"Recent price levels already pose a real economic risk -- something of deep concern to producers and consumers alike," the International Energy Agency said in its latest monthly Oil Market Report.
Oil prices of $100 a barrel represent an 'oil burden' of five per cent of gross domestic product on the global economy, the IEA calculated, and said such levels in the past "have clearly been associated with economic problems.
"Ultimately, oil producers, financial investors and consumers (notably import-dependent developing countries) all suffer under such a scenario," said the report.
Optimism about the global economic recovery and interest from bullish investors have pushed crude prices close to $100 a barrel in recent sessions, levels last seen in October 2008.
The rise in crude has also been attributed to a harsh winter hitting Europe and parts of North America, as well as growth in China and other developing nations.
Oil was mixed in afternoon Asian trade Tuesday, with New York's main contract, light sweet crude for February delivery, dropping 50 cents to $91.05 a barrel and Brent North Sea crude for March delivery up 21 cents at $97.64.

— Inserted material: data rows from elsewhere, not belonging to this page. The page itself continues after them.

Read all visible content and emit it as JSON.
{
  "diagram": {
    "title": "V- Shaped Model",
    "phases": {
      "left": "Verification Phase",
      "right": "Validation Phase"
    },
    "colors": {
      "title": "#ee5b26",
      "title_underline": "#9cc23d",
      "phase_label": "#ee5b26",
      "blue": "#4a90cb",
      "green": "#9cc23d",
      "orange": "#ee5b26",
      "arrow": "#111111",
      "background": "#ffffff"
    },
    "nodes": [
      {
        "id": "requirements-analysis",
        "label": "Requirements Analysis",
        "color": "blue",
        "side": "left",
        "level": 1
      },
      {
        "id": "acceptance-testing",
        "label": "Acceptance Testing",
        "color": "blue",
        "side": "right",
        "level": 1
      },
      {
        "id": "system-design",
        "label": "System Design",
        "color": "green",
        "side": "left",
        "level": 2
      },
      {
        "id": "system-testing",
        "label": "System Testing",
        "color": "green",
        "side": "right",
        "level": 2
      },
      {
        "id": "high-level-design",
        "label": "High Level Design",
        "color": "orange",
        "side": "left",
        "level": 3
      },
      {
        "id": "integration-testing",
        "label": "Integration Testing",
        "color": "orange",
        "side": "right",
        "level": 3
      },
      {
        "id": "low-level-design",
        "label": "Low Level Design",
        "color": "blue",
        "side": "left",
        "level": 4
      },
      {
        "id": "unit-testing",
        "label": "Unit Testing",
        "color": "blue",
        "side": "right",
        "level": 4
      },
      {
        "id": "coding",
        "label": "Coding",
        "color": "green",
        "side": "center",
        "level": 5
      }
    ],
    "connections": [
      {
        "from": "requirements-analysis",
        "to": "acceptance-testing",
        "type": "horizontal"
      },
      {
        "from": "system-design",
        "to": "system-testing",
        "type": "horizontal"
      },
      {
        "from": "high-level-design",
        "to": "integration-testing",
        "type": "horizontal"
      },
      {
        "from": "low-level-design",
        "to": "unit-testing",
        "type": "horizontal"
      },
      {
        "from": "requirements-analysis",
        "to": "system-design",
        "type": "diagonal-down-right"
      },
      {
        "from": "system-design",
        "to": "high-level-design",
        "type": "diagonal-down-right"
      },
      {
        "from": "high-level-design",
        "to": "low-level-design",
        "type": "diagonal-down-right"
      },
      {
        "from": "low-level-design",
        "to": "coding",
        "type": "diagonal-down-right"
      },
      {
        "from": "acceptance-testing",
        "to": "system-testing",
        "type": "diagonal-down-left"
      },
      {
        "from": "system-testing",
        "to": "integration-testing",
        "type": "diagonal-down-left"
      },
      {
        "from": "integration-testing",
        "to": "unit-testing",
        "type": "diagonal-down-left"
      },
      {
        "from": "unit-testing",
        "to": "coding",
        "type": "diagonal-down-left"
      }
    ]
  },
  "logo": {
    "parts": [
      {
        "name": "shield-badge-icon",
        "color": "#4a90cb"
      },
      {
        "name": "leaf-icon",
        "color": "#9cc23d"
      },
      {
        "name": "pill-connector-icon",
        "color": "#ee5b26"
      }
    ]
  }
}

The IEA, the energy policy and monitoring arm of the 34-member Organisation for Economic Cooperation and Development, said growth in oil demand in 2010 was at one of the strongest rates in three decades, albeit from a low crisis level.
Oil demand grew by 3.2 per cent, an increase of 2.7 million barrels per day (mbd) year-on-year, it said.
Moreover, "such demand strength appears to be more related to a buoyant economic recovery than to the frigid weather conditions that prevailed in most of the northern hemisphere in late 2010."
The IEA said preliminary data showed China's oil demand raced ahead 15.1 per cent year-on-year in November, driven in large part by government-mandated closures of coal-fired plants to meet pollution targets that spurred use of small-scale electricity generators run on gasoil.
"Total demand has thus reached new historical highs (10.2 mbd), surpassing for the first time the symbolic 10 mbd threshold," said the IEA.
Given that the pace of economic recovery is widely forecast to slow down in 2011, the IEA forecast growth in oil demand to slow to 1.6 percent for a gain of 1.4 mbd year-on-year to 89.1 mbd.
The Opec oil cartel, which pumps 40 per cent of world crude, revised upwards its 2011 world demand growth estimate on Monday, given the pace of global economic recovery and cold winter weather in the northern hemisphere.
The Organisation of the Petroleum Exporting Countries (Opec) said it was pencilling in world oil demand growth of 1.23 million barrels per day to 87.32 million for this year, a 1.43 per cent jump compared with 1.37 per cent previously forecast.